Weaver was outright robbed of an Oscar for her clever and incredibly funny turn as the wicked executive. I’m not even sure the character is a villain, actually. She makes some questionable choices, yes, but remember this takes place at a time when women executives were just coming into fashion. Weaver’s Katharine probably had to break through her own glass ceiling and make concessions of her own…still in a few key moments Weaver’s dark side is revealed and it’s equal parts hilarious and scary. I can only guess that Cusack’s nomination in the same category split the votes, sending the Oscar home with Geena Davis…but it’s hard to deny that Weaver was heads and tails better than the rest in her category. It probably didn’t help that she was also nominated as Best Actress for Gorillas in the Mist the same year.
Aside from his casting and naturally effortless directing style, Nichols (who also was nominated as Best Director) brought Carly Simon aboard to collaborate on the soundtrack. Simon’s Oscar winning “Let the River Run” is the underscore for much of the film as well as starting and ending the picture. An instant battle-cry anthem for the nine-to-fivers of the world it’s a song that I go back to often when I need some verve or a way to start the day/week off right. In fact, I would say that after Dolly Parton’s “9 to 5” it’s one of the best song to get ready for work to.
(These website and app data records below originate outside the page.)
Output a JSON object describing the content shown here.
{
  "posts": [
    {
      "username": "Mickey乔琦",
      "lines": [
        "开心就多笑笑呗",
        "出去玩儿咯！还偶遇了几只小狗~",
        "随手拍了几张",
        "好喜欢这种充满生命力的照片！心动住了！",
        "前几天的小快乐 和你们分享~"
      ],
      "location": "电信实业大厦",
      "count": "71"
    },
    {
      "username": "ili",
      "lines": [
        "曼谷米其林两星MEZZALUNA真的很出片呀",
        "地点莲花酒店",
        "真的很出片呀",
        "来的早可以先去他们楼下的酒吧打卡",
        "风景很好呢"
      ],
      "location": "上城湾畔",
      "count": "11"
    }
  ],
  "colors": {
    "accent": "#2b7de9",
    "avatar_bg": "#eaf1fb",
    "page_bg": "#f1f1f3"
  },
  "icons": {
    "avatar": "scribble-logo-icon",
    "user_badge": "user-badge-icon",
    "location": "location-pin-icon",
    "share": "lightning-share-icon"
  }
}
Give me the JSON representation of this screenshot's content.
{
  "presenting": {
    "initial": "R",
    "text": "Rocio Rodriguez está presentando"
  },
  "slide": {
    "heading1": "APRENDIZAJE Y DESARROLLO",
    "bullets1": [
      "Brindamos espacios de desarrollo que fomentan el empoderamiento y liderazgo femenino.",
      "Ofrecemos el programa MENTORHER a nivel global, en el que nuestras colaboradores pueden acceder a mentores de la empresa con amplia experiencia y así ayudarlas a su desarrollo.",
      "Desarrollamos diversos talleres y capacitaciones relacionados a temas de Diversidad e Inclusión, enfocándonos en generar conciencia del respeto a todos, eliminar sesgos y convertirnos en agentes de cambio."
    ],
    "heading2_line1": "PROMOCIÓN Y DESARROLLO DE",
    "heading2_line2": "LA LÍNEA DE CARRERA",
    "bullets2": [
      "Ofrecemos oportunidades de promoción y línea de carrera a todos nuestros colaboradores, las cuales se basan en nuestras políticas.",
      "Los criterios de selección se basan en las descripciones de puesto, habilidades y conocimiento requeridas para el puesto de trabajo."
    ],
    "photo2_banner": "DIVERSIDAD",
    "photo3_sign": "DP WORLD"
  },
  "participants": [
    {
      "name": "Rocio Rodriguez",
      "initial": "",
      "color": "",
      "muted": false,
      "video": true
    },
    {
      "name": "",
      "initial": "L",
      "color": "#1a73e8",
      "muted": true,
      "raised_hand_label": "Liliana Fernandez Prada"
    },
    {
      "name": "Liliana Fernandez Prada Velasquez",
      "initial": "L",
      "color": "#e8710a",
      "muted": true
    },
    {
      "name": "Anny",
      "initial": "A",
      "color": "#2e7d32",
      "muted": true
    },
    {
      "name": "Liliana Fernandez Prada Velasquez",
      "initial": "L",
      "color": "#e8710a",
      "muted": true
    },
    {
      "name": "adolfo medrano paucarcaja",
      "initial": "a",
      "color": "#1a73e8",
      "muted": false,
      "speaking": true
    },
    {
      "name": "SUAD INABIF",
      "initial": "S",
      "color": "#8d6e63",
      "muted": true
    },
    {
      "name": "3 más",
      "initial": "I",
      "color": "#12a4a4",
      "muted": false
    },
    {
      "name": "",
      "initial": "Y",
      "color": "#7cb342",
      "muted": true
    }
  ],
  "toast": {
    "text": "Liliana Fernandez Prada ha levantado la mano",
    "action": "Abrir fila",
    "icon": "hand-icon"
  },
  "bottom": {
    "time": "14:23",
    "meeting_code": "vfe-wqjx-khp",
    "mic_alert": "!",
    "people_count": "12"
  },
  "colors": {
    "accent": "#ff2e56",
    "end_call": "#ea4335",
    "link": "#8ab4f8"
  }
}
If you haven’t seen this film or haven’t re-visited it in a while do yourself a favor and seek it out. Working Girl is the full package – a Best Picture nominee that’s a completely satisfying film from beginning to end. The final five minutes of the film continues to choke me up — I can’t recall a movie that ends on such a perfect note and leaves the viewer feeling as if they too can pick themselves up by their bootstraps and tackle any obstacle that may be in their way. The tagline for the film really says it all “For anyone who’s ever won. For anyone who’s ever lost. And for everyone that’s still in there trying.” Indeed.